Chinese Artist Builds on Ideals of 2 Cultures

Ye Wu-Lin, a well-known landscape painter in his native China, is having his first U.S. exhibit at the Couturier Gallery in Los Angeles.

Born in Sian, China, in 1944, Ye spent the years of the Chinese cultural revolution in the countryside, learning to grow crops, according to his American translator, Monica Hsu. Thereafter, he began working for the government designing postage stamps. In 1976, one of his state-commissioned paintings received an award at the International Stamp Exhibition in Italy. Since then, his work has been displayed widely in China and Japan.

In China, “landscape painters brought their own spirit and personality to the painting instead of merely copying from nature,” Ye said. “This is the perfect state all Chinese landscape painters try to achieve.”


Chinese landscape painting, a genre at least 15 centuries old, is rich in tradition and subtle meaning in ways that American landscape painting has never been. As early as the Tang Dynasty, Chinese landscape painters were less concerned with what Americans would consider traditional realism than with poetic images reflecting the balance between man and nature.

“Overall, Chinese landscapes tend to put too much emphasis on abstract notions and neglect visual vividness,” Ye said. “Western landscapes, on the other hand, have never reached the artistic height of figure or history painting. To the Chinese eye, Western landscape painting seems to lack maturity and profundity.”

Ye’s technique incorporates the ideals of centuries-old Chinese landscape painting with the realism traditionally prized by Westerners. He now has permanent canvases in China’s National Art Gallery and the Historical Museum in Beijing.

Ye is living in Los Angeles for a year, planning to travel to paint native landscapes in California, the Grand Canyon and elsewhere. The artist is here as a visitor solely on his on; the Chinese government played no active role in bringing him to the United States, according to Hsu.

The exhibition continues through May 27.

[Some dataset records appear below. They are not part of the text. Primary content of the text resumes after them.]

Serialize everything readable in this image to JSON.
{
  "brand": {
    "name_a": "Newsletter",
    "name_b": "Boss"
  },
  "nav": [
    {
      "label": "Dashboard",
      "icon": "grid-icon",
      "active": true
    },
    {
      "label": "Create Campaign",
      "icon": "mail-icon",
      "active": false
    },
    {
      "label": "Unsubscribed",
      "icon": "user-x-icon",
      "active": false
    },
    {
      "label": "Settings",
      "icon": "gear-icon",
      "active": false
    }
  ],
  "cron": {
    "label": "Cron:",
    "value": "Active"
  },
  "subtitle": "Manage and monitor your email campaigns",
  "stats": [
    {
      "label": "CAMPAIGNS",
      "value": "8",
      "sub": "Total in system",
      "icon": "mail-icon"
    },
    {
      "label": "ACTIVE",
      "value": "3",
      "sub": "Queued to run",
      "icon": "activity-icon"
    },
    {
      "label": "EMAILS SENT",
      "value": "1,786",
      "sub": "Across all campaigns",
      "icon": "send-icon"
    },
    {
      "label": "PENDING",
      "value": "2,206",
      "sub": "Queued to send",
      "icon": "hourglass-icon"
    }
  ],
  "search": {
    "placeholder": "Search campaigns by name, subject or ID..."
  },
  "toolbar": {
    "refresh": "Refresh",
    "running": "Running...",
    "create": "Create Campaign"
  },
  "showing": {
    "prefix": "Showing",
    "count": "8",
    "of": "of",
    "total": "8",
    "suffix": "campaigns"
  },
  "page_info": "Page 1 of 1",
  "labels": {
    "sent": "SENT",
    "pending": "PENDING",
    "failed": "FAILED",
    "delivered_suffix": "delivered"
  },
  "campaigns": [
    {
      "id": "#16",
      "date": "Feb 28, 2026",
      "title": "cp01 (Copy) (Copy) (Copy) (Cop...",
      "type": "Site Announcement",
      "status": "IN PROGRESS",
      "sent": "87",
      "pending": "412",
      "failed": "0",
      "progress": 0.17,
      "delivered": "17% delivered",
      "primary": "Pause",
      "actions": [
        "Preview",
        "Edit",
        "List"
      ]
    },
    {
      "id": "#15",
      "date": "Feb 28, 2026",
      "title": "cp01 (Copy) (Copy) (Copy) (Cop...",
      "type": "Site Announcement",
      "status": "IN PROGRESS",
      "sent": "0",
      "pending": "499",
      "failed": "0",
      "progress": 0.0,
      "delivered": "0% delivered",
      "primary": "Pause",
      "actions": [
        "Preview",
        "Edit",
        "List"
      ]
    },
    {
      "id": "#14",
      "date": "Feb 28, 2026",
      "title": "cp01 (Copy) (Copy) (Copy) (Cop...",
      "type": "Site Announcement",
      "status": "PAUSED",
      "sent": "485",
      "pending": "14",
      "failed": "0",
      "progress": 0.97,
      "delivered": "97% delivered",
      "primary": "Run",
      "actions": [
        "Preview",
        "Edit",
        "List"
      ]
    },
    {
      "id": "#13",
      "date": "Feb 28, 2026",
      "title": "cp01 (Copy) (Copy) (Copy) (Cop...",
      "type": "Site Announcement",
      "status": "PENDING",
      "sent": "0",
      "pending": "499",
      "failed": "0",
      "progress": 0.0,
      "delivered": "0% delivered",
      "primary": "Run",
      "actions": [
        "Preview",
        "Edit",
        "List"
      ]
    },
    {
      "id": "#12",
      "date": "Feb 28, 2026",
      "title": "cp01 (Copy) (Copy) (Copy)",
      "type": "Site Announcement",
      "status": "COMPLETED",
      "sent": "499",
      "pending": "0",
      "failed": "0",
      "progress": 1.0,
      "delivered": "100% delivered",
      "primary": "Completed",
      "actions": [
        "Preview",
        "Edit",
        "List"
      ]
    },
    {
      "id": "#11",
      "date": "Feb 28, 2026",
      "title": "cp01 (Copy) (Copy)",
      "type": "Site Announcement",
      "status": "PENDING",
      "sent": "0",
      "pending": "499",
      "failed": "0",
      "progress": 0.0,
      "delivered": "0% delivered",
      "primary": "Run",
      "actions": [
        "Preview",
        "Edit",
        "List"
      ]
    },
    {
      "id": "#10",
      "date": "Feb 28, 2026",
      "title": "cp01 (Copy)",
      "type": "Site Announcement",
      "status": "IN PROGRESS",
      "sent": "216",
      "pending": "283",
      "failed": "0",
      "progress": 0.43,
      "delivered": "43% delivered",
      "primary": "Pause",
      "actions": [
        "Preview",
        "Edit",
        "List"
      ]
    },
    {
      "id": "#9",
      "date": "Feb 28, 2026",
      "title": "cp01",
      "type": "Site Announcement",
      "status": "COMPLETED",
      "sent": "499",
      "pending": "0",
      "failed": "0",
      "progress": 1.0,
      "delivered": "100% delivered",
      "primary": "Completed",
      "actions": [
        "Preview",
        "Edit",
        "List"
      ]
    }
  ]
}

Couturier Gallery, 166 N. La Brea Ave., Los Angeles. (213) 933-5557. Open Tuesday through Saturday 11 a.m. to 5 p.m. and by appointment.

ELWES AT CAZ: The CAZ Gallery in West Hollywood is exhibiting the second Los Angeles show of works by Damian Elwes, the young British figurative painter popularized by art impresario Robert Fraser.

Elwes is the grandson of society portraitist Simon Elwes, whose Postimpressionist brush captured many crowned heads of European society in the ‘20s, ‘30s and ‘40s. He also painted many American philanthropists of those decades. Like his grandfather’s, Damian Elwes’ paintings have found a wide society audience in the United States and Europe. His busy abstract portraits incorporate Expressionist images with the shapes and colors made familiar by urban graffiti artists.

The combination has produced sellout crowds at his last New York and Los Angeles shows and a client list that includes Gene Kelly, Al Pacino, Emilio Estevez, Bruce Willis and Demi Moore, Pierce Brosnan and Rob Lowe. His inaugural show, under the auspices of Fraser, was in 1985 at the Edinburgh Festival.

The CAZ exhibit, which opened yesterday, continues through May 7.

CAZ Gallery, 8715 Melrose Ave., West Hollywood. (213) 652-6952. Open Monday through Friday, 11 a.m. to 7 p.m., and Saturday, 11 a.m. to 5 p.m.

FROM HOLLAND HOSPITAL: The Outside-in Gallery in West Hollywood will present the local debut of artist Dewey Blocksma beginning Friday.

Blocksma was until recently an emergency room doctor in Holland, Mich. He left the job to travel across the United States in his Volkswagen, producing drawings, canvases and sculptures influenced by rural America in terms of subject matter and the use of simple materials.

Framed screen doors, painted and hung with everyday items, are a major part of this new show, according to gallery owner Liz Blackman, who curated last year’s successful exhibit of the works of the Rev. Howard Finster, a Georgia folk artist.

Outside-in Gallery, 834-B Westmount Drive, West Hollywood. (213) 657-6369. By appointment only.